* Data excerpts:
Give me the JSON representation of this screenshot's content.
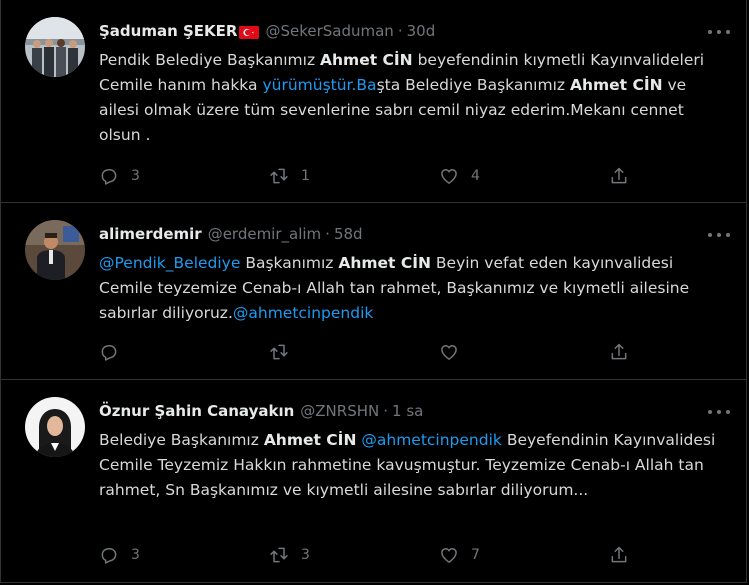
{
  "tweets": [
    {
      "name": "Şaduman ŞEKER",
      "handle": "@SekerSaduman",
      "dot": "·",
      "time": "30d",
      "text": {
        "p1": "Pendik Belediye Başkanımız ",
        "b1": "Ahmet CİN",
        "p2": " beyefendinin kıymetli Kayınvalideleri Cemile hanım hakka ",
        "link1": "yürümüştür.Ba",
        "p3": "şta Belediye Başkanımız ",
        "b2": "Ahmet CİN",
        "p4": " ve ailesi olmak üzere tüm sevenlerine sabrı cemil niyaz ederim.Mekanı cennet olsun ."
      },
      "counts": {
        "reply": "3",
        "retweet": "1",
        "like": "4"
      }
    },
    {
      "name": "alimerdemir",
      "handle": "@erdemir_alim",
      "dot": "·",
      "time": "58d",
      "text": {
        "link1": "@Pendik_Belediye",
        "p1": " Başkanımız ",
        "b1": "Ahmet CİN",
        "p2": " Beyin vefat eden kayınvalidesi Cemile teyzemize Cenab-ı Allah tan rahmet, Başkanımız ve kıymetli ailesine sabırlar diliyoruz.",
        "link2": "@ahmetcinpendik"
      },
      "counts": {
        "reply": "",
        "retweet": "",
        "like": ""
      }
    },
    {
      "name": "Öznur Şahin Canayakın",
      "handle": "@ZNRSHN",
      "dot": "·",
      "time": "1 sa",
      "text": {
        "p1": "Belediye Başkanımız ",
        "b1": "Ahmet CİN",
        "p2": " ",
        "link1": "@ahmetcinpendik",
        "p3": " Beyefendinin Kayınvalidesi Cemile Teyzemiz Hakkın rahmetine kavuşmuştur. Teyzemize Cenab-ı Allah tan rahmet, Sn Başkanımız ve kıymetli ailesine sabırlar diliyorum..."
      },
      "counts": {
        "reply": "3",
        "retweet": "3",
        "like": "7"
      }
    }
  ],
  "icons": [
    "reply-icon",
    "retweet-icon",
    "like-icon",
    "share-icon",
    "more-icon",
    "turkey-flag-icon"
  ],
  "colors": {
    "background": "#000000",
    "link": "#1d9bf0",
    "muted": "#71767b",
    "border": "#2f3336"
  }
}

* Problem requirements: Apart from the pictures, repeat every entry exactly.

* Your response:
Give me the JSON representation of this screenshot's content.
{
  "tweets": [
    {
      "name": "Şaduman ŞEKER",
      "handle": "@SekerSaduman",
      "dot": "·",
      "time": "30d",
      "text": {
        "p1": "Pendik Belediye Başkanımız ",
        "b1": "Ahmet CİN",
        "p2": " beyefendinin kıymetli Kayınvalideleri Cemile hanım hakka ",
        "link1": "yürümüştür.Ba",
        "p3": "şta Belediye Başkanımız ",
        "b2": "Ahmet CİN",
        "p4": " ve ailesi olmak üzere tüm sevenlerine sabrı cemil niyaz ederim.Mekanı cennet olsun ."
      },
      "counts": {
        "reply": "3",
        "retweet": "1",
        "like": "4"
      }
    },
    {
      "name": "alimerdemir",
      "handle": "@erdemir_alim",
      "dot": "·",
      "time": "58d",
      "text": {
        "link1": "@Pendik_Belediye",
        "p1": " Başkanımız ",
        "b1": "Ahmet CİN",
        "p2": " Beyin vefat eden kayınvalidesi Cemile teyzemize Cenab-ı Allah tan rahmet, Başkanımız ve kıymetli ailesine sabırlar diliyoruz.",
        "link2": "@ahmetcinpendik"
      },
      "counts": {
        "reply": "",
        "retweet": "",
        "like": ""
      }
    },
    {
      "name": "Öznur Şahin Canayakın",
      "handle": "@ZNRSHN",
      "dot": "·",
      "time": "1 sa",
      "text": {
        "p1": "Belediye Başkanımız ",
        "b1": "Ahmet CİN",
        "p2": " ",
        "link1": "@ahmetcinpendik",
        "p3": " Beyefendinin Kayınvalidesi Cemile Teyzemiz Hakkın rahmetine kavuşmuştur. Teyzemize Cenab-ı Allah tan rahmet, Sn Başkanımız ve kıymetli ailesine sabırlar diliyorum..."
      },
      "counts": {
        "reply": "3",
        "retweet": "3",
        "like": "7"
      }
    }
  ],
  "icons": [
    "reply-icon",
    "retweet-icon",
    "like-icon",
    "share-icon",
    "more-icon",
    "turkey-flag-icon"
  ],
  "colors": {
    "background": "#000000",
    "link": "#1d9bf0",
    "muted": "#71767b",
    "border": "#2f3336"
  }
}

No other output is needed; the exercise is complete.